Self Assessment

Early in students' career development processes, they are encouraged to complete a thorough self-assessment to evaluate their skills, values, and interests. Thinking about oneself early on, including likes and dislikes, can result in students making sounder career decisions. In addition, having a good understanding of personal talents and goals will encourage self-directed circumscription and steer one's career toward professional areas that are most gratifying.

Interests

Understanding your personal interests can help identify your skills and values, jumpstarting the self-assessment process. Think about those activities and hobbies that have provided you with unique gratification. For example, if you are passionate about volunteering and have sought out every opportunity to do so, you may find great rewards in helping others and making a positive contribution to society. Academic interests should not be overlooked. If you found enjoyment from a particular class project, think about what it was about the project that you enjoyed most, and how this will give you clues about skills and values that interest you.

Think of all of your interests, analyzing those that have been the most rewarding. What is it about those experiences that are so rewarding? In most cases, you will discover that areas in which you are most motivated, you are also the most effective, making the personal-interest assessment a key factor in your career development.

Skills

Students may not intuitively consider their strengths inside and outside of the classroom. A thorough skill assessment may reveal abilities that are easily transferable to a work environment. For example, if you excelled in delivering a presentation in a humanities class, you may possess strong public speaking skills. Or, if you led your tennis team to a winning season, you may possess strong leadership skills.

You will be most effective and usually find the most rewards in positions that make the best use of your strengths. Make sound career decisions by embarking upon a thorough skills assessment. Use the broad and specific skill list below to assist in your personal skills assessment.

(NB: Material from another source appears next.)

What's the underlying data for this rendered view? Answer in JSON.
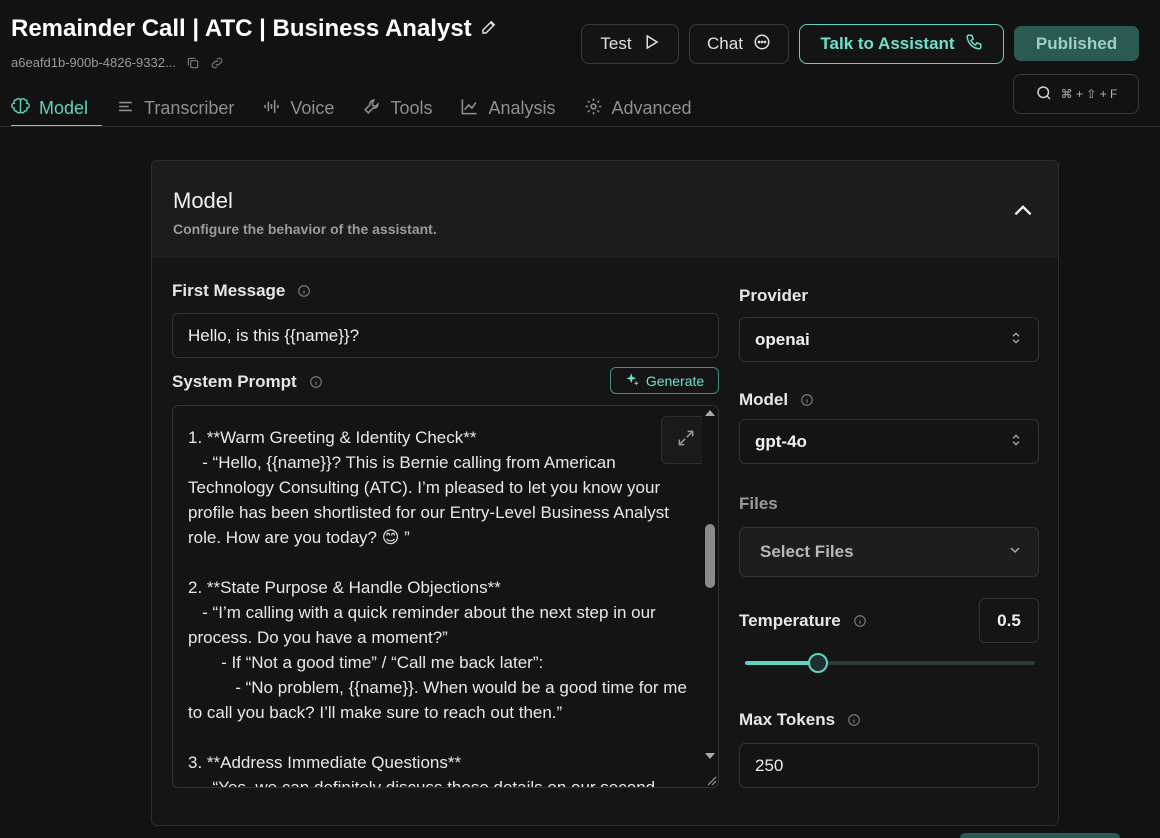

Broad Skill Areas Communication Research & Planning Human Relations Organization, Mgmt, & Leadership Work Survival
Specific Skill Areas Speaking Creating Ideas Developing Rapport Managing Groups Being Punctual
Writing Solving Problems Motivating Delegating Responsibility Meeting Goals
Listening Setting Goals Counseling Coaching Attending to Detail
Negotiating Analyzing Being Sensitive Selling Ideas Organizing



Values

Analyzing your values can reveal how you would like to contribute to a work setting. You will find more work satisfaction if you feel that your work fulfills what you find most important in life. Note that throughout life, values change. For example, today you may like the structure of a traditional job where you work from 9-5, but in a few years, you may crave a position that gives you the freedom to make your own hours. Peruse the list of values below and consider each value's importance to you at this stage of your life.



Achievement Excitement Security
Adventure Freedom Service/Helping Others
Authority Glamour Social Recognition
Change/Variety Justice Stablility Stability
Comfort Location Wealth
Creativity Peace Work Alone
Environment Power Work on Teams




Downloadable Self-Assessment Worksheet

Download the self-assessment worksheet and fill it out to completion. Then, make an appointment with your career counselor (career@cooper.edu) to discuss what your interests, skills and values reveal about your career development path.

Strong Interest Inventory and Myers-Briggs Type Indicator (MBTI)

In addition to the informal self-assessment above, the Center for Career Development also offers formal, guided assessments. The Center for Career Development offers free administration and interpretation of the Strong Interest Inventory and the Myers-Briggs Type Indicator (MBTI) personality assessment.

The Strong Interest Inventory measures your level of interest in occupational areas, activities, school subjects, and work environments to help you align possible career choices with your interests.

The MBTI can be useful in understanding how your personality relates to possible career choices through exploring communication, information-gathering, decision-making, and organizational styles.

To take these assessments, contact us to gain permission and the correct login information for the SkillsOne website. In order to receive the results of these assessments, you are required to schedule a follow-up appointment with a career counselor.

  • Founded by inventor, industrialist and philanthropist Peter Cooper in 1859, The Cooper Union for the Advancement of Science and Art offers education in art, architecture and engineering, as well as courses in the humanities and social sciences.

  • “My feelings, my desires, my hopes, embrace humanity throughout the world,” Peter Cooper proclaimed in a speech in 1853. He looked forward to a time when, “knowledge shall cover the earth as waters cover the great deep.”

  • From its beginnings, Cooper Union was a unique institution, dedicated to founder Peter Cooper's proposition that education is the key not only to personal prosperity but to civic virtue and harmony.

  • Peter Cooper wanted his graduates to acquire the technical mastery and entrepreneurial skills, enrich their intellects and spark their creativity, and develop a sense of social justice that would translate into action.